**Instructions to follow**
Each line of the data below containing "testing" needs to be listed.

**Supplied entries**
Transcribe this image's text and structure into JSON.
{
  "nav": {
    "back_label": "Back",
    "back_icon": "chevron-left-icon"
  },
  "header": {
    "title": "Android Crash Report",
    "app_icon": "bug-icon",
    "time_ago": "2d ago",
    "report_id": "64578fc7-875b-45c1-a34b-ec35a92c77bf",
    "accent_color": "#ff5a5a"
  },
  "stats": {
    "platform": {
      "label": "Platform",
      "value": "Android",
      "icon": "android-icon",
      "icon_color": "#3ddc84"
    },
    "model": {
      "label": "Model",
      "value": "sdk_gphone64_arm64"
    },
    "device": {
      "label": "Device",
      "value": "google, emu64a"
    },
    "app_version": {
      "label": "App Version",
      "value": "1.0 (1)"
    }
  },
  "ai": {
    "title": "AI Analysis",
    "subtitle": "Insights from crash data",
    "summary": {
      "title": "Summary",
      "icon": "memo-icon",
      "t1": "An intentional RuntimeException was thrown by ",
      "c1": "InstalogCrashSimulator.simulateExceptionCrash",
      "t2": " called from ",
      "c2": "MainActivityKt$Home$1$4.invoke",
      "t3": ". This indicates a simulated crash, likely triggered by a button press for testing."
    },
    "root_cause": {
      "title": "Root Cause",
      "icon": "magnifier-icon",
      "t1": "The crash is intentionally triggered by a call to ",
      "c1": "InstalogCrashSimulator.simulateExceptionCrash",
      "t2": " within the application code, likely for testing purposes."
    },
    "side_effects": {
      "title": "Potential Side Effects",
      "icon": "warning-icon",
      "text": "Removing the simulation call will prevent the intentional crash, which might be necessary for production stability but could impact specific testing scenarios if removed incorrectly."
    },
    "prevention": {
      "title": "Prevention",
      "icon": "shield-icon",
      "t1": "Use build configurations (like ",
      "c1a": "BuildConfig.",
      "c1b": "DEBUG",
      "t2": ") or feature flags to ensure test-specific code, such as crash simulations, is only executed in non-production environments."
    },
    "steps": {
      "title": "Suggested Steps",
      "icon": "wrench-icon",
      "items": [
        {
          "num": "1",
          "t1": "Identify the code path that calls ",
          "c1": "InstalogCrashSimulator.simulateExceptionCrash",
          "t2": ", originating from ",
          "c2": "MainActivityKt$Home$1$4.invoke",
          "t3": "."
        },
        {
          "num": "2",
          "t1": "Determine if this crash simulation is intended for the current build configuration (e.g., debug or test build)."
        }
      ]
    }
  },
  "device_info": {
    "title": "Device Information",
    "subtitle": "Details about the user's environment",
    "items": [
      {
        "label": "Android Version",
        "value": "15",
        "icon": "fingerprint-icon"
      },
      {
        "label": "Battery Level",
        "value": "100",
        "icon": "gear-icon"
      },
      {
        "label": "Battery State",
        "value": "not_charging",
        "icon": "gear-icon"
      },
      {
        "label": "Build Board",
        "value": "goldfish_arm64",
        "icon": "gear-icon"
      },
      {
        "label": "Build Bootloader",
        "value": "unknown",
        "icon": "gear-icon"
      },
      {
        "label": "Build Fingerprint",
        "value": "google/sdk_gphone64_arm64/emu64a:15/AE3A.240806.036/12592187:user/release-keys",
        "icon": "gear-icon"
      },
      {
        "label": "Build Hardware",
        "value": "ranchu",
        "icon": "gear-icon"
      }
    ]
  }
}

**Answer to this exercise**
      "t3": ". This indicates a simulated crash, likely triggered by a button press for testing."
      "t2": " within the application code, likely for testing purposes."
      "text": "Removing the simulation call will prevent the intentional crash, which might be necessary for production stability but could impact specific testing scenarios if removed incorrectly."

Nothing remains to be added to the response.